═══ DATA PROVIDED ═══
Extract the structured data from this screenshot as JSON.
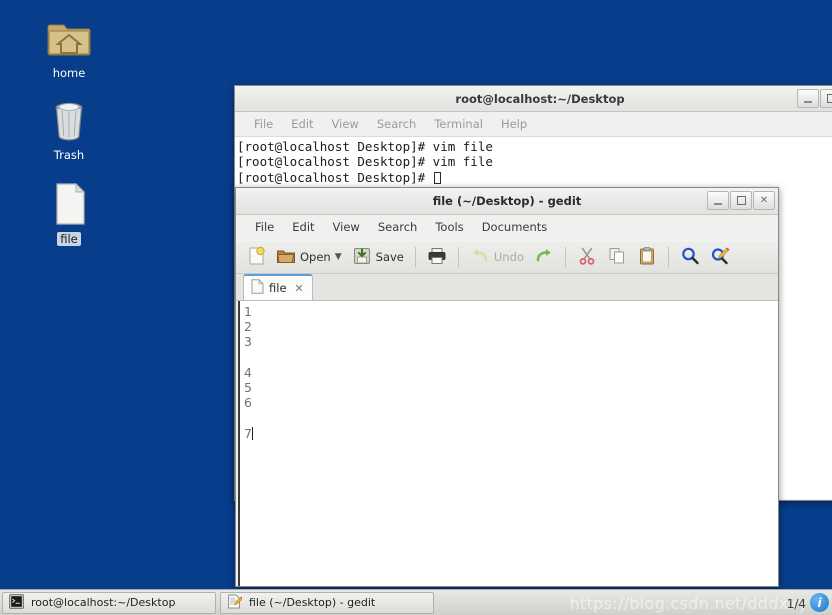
{
  "desktop": {
    "background_color": "#083d8c",
    "icons": [
      {
        "name": "home",
        "label": "home",
        "icon": "folder-home-icon",
        "selected": false
      },
      {
        "name": "trash",
        "label": "Trash",
        "icon": "trash-can-icon",
        "selected": false
      },
      {
        "name": "file",
        "label": "file",
        "icon": "text-file-icon",
        "selected": true
      }
    ]
  },
  "terminal": {
    "title": "root@localhost:~/Desktop",
    "menu": [
      "File",
      "Edit",
      "View",
      "Search",
      "Terminal",
      "Help"
    ],
    "window_buttons": [
      "minimize",
      "maximize"
    ],
    "lines": [
      "[root@localhost Desktop]# vim file",
      "[root@localhost Desktop]# vim file",
      "[root@localhost Desktop]# "
    ],
    "prompt_cursor": true
  },
  "gedit": {
    "title": "file (~/Desktop) - gedit",
    "menu": [
      "File",
      "Edit",
      "View",
      "Search",
      "Tools",
      "Documents"
    ],
    "window_buttons": [
      "minimize",
      "maximize",
      "close"
    ],
    "toolbar": [
      {
        "name": "new-document-button",
        "label": "",
        "icon": "new-document-icon",
        "disabled": false
      },
      {
        "name": "open-button",
        "label": "Open",
        "icon": "open-folder-icon",
        "disabled": false,
        "dropdown": true
      },
      {
        "name": "save-button",
        "label": "Save",
        "icon": "save-disk-icon",
        "disabled": false
      },
      {
        "name": "print-button",
        "label": "",
        "icon": "printer-icon",
        "disabled": false
      },
      {
        "name": "undo-button",
        "label": "Undo",
        "icon": "undo-arrow-icon",
        "disabled": true
      },
      {
        "name": "redo-button",
        "label": "",
        "icon": "redo-arrow-icon",
        "disabled": false
      },
      {
        "name": "cut-button",
        "label": "",
        "icon": "scissors-icon",
        "disabled": false
      },
      {
        "name": "copy-button",
        "label": "",
        "icon": "copy-icon",
        "disabled": false
      },
      {
        "name": "paste-button",
        "label": "",
        "icon": "clipboard-icon",
        "disabled": false
      },
      {
        "name": "find-button",
        "label": "",
        "icon": "magnifier-icon",
        "disabled": false
      },
      {
        "name": "replace-button",
        "label": "",
        "icon": "find-replace-icon",
        "disabled": false
      }
    ],
    "tabs": [
      {
        "label": "file",
        "icon": "document-icon",
        "active": true,
        "close_glyph": "✕"
      }
    ],
    "document": {
      "lines": [
        "1",
        "2",
        "3",
        "",
        "4",
        "5",
        "6",
        "",
        "7"
      ],
      "cursor_line_index": 8
    }
  },
  "taskbar": {
    "buttons": [
      {
        "name": "taskbar-terminal",
        "label": "root@localhost:~/Desktop",
        "icon": "terminal-icon",
        "active": false
      },
      {
        "name": "taskbar-gedit",
        "label": "file (~/Desktop) - gedit",
        "icon": "gedit-icon",
        "active": true
      }
    ]
  },
  "watermark": {
    "text": "https://blog.csdn.net/dddxxy",
    "page_indicator": "1/4",
    "badge_glyph": "i"
  }
}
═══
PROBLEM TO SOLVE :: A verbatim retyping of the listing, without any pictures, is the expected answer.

SOLUTION TO THIS TASK ::
Extract the structured data from this screenshot as JSON.
{
  "desktop": {
    "background_color": "#083d8c",
    "icons": [
      {
        "name": "home",
        "label": "home",
        "icon": "folder-home-icon",
        "selected": false
      },
      {
        "name": "trash",
        "label": "Trash",
        "icon": "trash-can-icon",
        "selected": false
      },
      {
        "name": "file",
        "label": "file",
        "icon": "text-file-icon",
        "selected": true
      }
    ]
  },
  "terminal": {
    "title": "root@localhost:~/Desktop",
    "menu": [
      "File",
      "Edit",
      "View",
      "Search",
      "Terminal",
      "Help"
    ],
    "window_buttons": [
      "minimize",
      "maximize"
    ],
    "lines": [
      "[root@localhost Desktop]# vim file",
      "[root@localhost Desktop]# vim file",
      "[root@localhost Desktop]# "
    ],
    "prompt_cursor": true
  },
  "gedit": {
    "title": "file (~/Desktop) - gedit",
    "menu": [
      "File",
      "Edit",
      "View",
      "Search",
      "Tools",
      "Documents"
    ],
    "window_buttons": [
      "minimize",
      "maximize",
      "close"
    ],
    "toolbar": [
      {
        "name": "new-document-button",
        "label": "",
        "icon": "new-document-icon",
        "disabled": false
      },
      {
        "name": "open-button",
        "label": "Open",
        "icon": "open-folder-icon",
        "disabled": false,
        "dropdown": true
      },
      {
        "name": "save-button",
        "label": "Save",
        "icon": "save-disk-icon",
        "disabled": false
      },
      {
        "name": "print-button",
        "label": "",
        "icon": "printer-icon",
        "disabled": false
      },
      {
        "name": "undo-button",
        "label": "Undo",
        "icon": "undo-arrow-icon",
        "disabled": true
      },
      {
        "name": "redo-button",
        "label": "",
        "icon": "redo-arrow-icon",
        "disabled": false
      },
      {
        "name": "cut-button",
        "label": "",
        "icon": "scissors-icon",
        "disabled": false
      },
      {
        "name": "copy-button",
        "label": "",
        "icon": "copy-icon",
        "disabled": false
      },
      {
        "name": "paste-button",
        "label": "",
        "icon": "clipboard-icon",
        "disabled": false
      },
      {
        "name": "find-button",
        "label": "",
        "icon": "magnifier-icon",
        "disabled": false
      },
      {
        "name": "replace-button",
        "label": "",
        "icon": "find-replace-icon",
        "disabled": false
      }
    ],
    "tabs": [
      {
        "label": "file",
        "icon": "document-icon",
        "active": true,
        "close_glyph": "✕"
      }
    ],
    "document": {
      "lines": [
        "1",
        "2",
        "3",
        "",
        "4",
        "5",
        "6",
        "",
        "7"
      ],
      "cursor_line_index": 8
    }
  },
  "taskbar": {
    "buttons": [
      {
        "name": "taskbar-terminal",
        "label": "root@localhost:~/Desktop",
        "icon": "terminal-icon",
        "active": false
      },
      {
        "name": "taskbar-gedit",
        "label": "file (~/Desktop) - gedit",
        "icon": "gedit-icon",
        "active": true
      }
    ]
  },
  "watermark": {
    "text": "https://blog.csdn.net/dddxxy",
    "page_indicator": "1/4",
    "badge_glyph": "i"
  }
}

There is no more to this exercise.